Fickle said that despite all the practice and instruction students receive flying carrier landing patterns and approaches at their home fields, nothing can fully prepare a pilot for the task of catching a wire on the comparatively tiny deck of a carrier while it's in motion. In the ultra-competitive environment of naval aviation, students who had distinguished themselves flying over land found themselves, quite literally, in the same boat with everyone else.

"You develop a certain pride in competition, and I was in the upper echelon flying "the ball" at the field," said Fickle. "But for me and a lot of others, this was a big punch in the guts. Today I was boltering like crazy, and I don't know if it was from the lens being a lot farther in front of me or seeing all the people and planes parked out there, but it was a very humbling experience."

Despite the sweat-drenched, white-knuckle landings, Shadt and Fickle both described launching from a steam-powered catapult for the first time as a more memorable experience.

"Most of the students are so focused flying the approach and getting their numbers right that they barely remember the landings, but for the launch they're just kind of along for the ride," said Schadt. "If you've ever been to Magic Mountain at Six Flags in California, they have a Superman ride there. It's a lot like the Superman ride."

The T-45 Goshawk is the U.S. Navy's version of the British Aerospace Hawk. Using the same airframe, it incorporates aspects of the F/A-18's avionics suite and the ability to land on an aircraft carrier to better prepare pilots to fly the Navy's premier fighter aircraft. One pilot who trained aboard Lincoln has experience in both the Hawk and the Goshawk.

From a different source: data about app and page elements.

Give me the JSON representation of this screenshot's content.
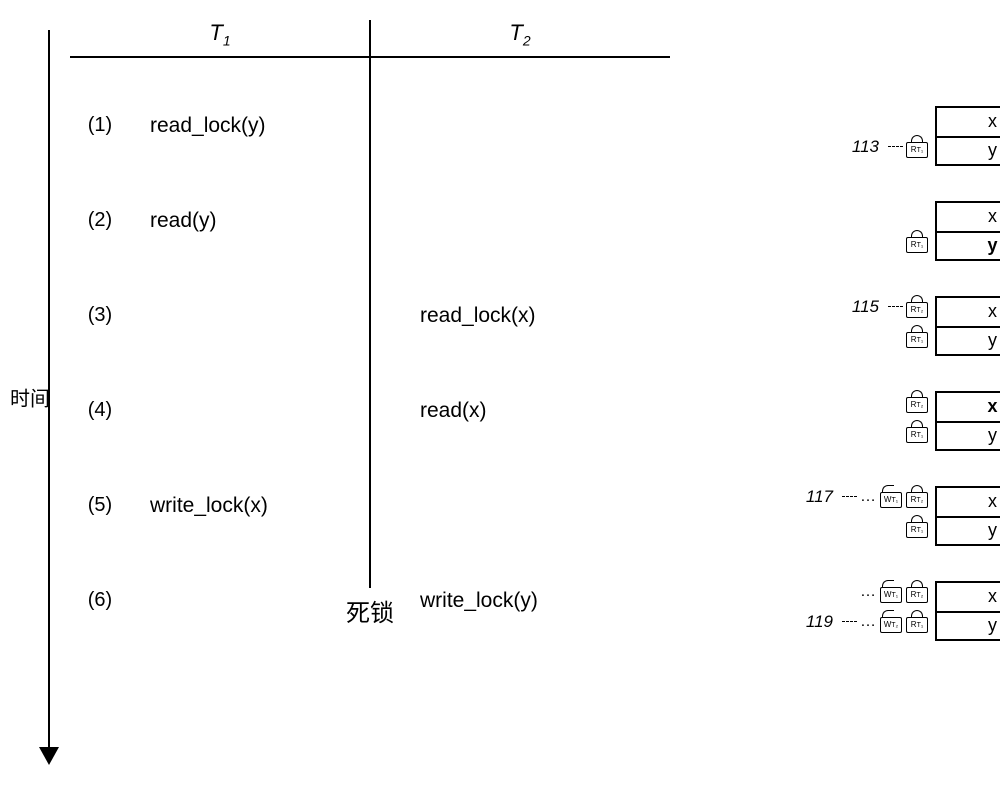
{
  "timeAxis": {
    "label": "时间"
  },
  "header": {
    "col1": "T",
    "col1_sub": "1",
    "col2": "T",
    "col2_sub": "2"
  },
  "rows": [
    {
      "num": "(1)",
      "t1": "read_lock(y)",
      "t2": ""
    },
    {
      "num": "(2)",
      "t1": "read(y)",
      "t2": ""
    },
    {
      "num": "(3)",
      "t1": "",
      "t2": "read_lock(x)"
    },
    {
      "num": "(4)",
      "t1": "",
      "t2": "read(x)"
    },
    {
      "num": "(5)",
      "t1": "write_lock(x)",
      "t2": ""
    },
    {
      "num": "(6)",
      "t1": "",
      "t2": "write_lock(y)"
    }
  ],
  "deadlock": "死锁",
  "refs": {
    "r113": "113",
    "r115": "115",
    "r117": "117",
    "r119": "119"
  },
  "data_items": {
    "x": "x",
    "y": "y"
  },
  "lock_labels": {
    "rt1": "R",
    "rt2": "R",
    "wt1": "W",
    "wt2": "W"
  },
  "lock_subs": {
    "t1": "T₁",
    "t2": "T₂"
  }
}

Lt. Stephen Collins is an exchange pilot who has flown the Hawk for the British Royal Navy and is now training in the Goshawk with the "Tigers" of VT-9. Collins and four student pilots from India flew aboard Lincoln to train, as they have for the entire curriculum, alongside their U.S. counterparts. His goal is to qualify to the same standard as U.S. pilots so that he can fly U.S. F/A-18E/F Super Hornets as part of his exchange program.

"The U.S. and the Royal Navy have worked together very closely on the Joint Strike Fighter program," said Collins. "The ultimate aim is for us to get some experience flying a jet with very similar capabilities to that one. It's a good trade, the U.S. gets a pilot out of it and the Royal Navy gets the experience."
While student pilots of Carrier Training Wings 1 and 2 worked to overcome their inexperience, for Lincoln's flight deck and air traffic control personnel, the challenge was putting their own experience to work and avoiding complacency.

"For most of the people up there right now, having just completed a 7-month deployment, it's was almost business as usual," said Lt. Cory Pope, a catapult and arresting gear officer and Lincoln's V-5 division officer. "We just had to be a little extra cautious and remember that these folks had never done this before. We wanted to keep them safe too."